Why is a LCG not suitable for use in a cryptographic primitive?

Two's complement addition (and multiplication) are non-linear with respect to XOR and AND. This means that for bit vectors over $\mathbb{Z}_2$, the operation $a + x$ cannot be expressed as the matrix multiplication $Ax$, where $A$ is some constant matrix derived from $a$.

Because of this non-linear property, why is a LCG often regarded as having bad cryptographic properties? Would it not make a good non-linear step in a cipher?

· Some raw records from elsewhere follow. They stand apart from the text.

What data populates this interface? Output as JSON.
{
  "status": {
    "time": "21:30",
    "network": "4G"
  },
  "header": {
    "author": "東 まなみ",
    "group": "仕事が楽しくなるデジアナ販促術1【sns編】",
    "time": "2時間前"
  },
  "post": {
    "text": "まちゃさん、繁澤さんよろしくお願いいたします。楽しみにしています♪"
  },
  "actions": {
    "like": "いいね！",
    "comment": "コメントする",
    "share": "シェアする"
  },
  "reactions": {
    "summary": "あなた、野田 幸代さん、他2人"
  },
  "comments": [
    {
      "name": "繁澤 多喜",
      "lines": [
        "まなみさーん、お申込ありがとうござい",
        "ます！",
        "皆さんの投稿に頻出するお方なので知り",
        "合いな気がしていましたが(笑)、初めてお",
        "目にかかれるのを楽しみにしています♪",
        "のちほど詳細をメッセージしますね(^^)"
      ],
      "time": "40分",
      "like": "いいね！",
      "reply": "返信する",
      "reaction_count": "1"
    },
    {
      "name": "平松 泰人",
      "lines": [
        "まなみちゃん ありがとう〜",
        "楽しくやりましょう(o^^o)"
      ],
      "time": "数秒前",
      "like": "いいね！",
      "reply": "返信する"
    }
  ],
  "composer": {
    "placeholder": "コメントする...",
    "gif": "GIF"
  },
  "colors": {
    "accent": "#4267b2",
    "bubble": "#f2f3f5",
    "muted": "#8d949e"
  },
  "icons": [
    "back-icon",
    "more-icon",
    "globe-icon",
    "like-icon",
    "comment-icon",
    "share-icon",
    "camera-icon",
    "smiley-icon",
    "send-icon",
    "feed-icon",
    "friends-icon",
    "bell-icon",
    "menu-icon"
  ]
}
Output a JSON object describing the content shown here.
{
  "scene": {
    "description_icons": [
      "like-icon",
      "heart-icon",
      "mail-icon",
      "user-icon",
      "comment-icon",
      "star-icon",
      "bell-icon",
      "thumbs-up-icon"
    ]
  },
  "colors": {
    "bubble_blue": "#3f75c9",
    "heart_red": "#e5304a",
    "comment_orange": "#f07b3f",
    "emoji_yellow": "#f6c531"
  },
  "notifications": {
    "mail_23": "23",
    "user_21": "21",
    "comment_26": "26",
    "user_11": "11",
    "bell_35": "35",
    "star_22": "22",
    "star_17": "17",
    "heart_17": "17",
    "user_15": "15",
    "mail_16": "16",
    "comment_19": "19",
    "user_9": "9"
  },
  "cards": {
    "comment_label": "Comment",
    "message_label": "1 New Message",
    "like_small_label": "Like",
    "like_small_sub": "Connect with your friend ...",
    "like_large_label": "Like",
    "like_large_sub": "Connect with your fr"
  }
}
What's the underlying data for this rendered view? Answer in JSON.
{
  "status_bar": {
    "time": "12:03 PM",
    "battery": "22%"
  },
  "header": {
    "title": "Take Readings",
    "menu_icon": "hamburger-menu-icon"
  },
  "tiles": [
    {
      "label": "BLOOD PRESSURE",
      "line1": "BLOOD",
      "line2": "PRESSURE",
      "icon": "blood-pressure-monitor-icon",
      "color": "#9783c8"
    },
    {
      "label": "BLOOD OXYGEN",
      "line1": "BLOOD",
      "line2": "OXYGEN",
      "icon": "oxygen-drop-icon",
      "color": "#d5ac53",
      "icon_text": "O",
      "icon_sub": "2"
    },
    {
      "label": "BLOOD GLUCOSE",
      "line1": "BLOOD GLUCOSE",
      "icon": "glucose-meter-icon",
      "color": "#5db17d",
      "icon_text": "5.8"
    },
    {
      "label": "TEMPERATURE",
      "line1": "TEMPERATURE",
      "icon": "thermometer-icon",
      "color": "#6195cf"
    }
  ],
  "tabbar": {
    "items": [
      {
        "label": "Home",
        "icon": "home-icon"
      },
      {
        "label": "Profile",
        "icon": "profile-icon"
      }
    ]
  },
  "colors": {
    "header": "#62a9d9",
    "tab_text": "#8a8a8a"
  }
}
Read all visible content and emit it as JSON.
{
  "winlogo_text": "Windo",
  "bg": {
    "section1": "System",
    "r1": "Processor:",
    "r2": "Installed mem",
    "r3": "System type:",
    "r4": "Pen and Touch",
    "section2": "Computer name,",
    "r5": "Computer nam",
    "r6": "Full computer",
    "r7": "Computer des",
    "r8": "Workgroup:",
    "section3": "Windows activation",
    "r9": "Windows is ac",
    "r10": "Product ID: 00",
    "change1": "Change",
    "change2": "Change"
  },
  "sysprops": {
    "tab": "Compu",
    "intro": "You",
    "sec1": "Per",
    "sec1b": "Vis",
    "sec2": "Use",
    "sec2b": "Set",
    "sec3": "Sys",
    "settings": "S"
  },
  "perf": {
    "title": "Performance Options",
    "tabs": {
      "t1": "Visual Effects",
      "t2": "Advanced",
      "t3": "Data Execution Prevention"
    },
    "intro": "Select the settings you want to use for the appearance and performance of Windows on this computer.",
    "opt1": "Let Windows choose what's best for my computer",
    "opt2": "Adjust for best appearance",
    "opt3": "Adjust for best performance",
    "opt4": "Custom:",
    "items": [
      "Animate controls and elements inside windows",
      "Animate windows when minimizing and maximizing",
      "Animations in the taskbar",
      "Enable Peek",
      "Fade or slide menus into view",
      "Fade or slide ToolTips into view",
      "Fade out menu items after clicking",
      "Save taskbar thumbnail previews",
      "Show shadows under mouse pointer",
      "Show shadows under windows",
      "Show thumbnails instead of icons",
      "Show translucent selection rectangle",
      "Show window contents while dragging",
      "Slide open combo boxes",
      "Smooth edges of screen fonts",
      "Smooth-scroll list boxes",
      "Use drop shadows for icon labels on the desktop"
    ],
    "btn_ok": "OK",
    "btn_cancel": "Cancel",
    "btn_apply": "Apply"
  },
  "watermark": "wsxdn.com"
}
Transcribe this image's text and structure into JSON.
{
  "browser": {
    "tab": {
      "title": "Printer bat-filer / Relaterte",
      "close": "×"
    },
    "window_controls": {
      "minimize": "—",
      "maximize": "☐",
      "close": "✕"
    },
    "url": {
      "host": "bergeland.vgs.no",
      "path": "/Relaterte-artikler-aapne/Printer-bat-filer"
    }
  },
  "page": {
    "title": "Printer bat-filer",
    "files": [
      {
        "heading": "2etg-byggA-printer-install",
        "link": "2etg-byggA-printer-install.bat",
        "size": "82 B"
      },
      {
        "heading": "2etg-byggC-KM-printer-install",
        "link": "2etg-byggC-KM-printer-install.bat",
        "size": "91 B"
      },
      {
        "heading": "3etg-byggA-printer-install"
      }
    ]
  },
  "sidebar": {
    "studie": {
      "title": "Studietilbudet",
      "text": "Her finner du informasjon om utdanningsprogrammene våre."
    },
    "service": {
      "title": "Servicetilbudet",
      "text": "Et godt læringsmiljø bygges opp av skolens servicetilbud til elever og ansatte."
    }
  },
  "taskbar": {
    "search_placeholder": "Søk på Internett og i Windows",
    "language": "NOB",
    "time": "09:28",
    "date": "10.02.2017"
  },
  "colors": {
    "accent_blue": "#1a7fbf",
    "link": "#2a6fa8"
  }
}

• An LCG does not invoke bitwise XOR or bitwise AND; only (modular) addition and multiplication by some constant; that has to do with why, in isolation, it is a bad crypto primitive (combined with XOR and rotation, modular addition is a very useful primitive; ARX ciphers are made of this). Another issue is that many proposed LCGs are not wide enough. – fgrieu Jul 11 '16 at 21:03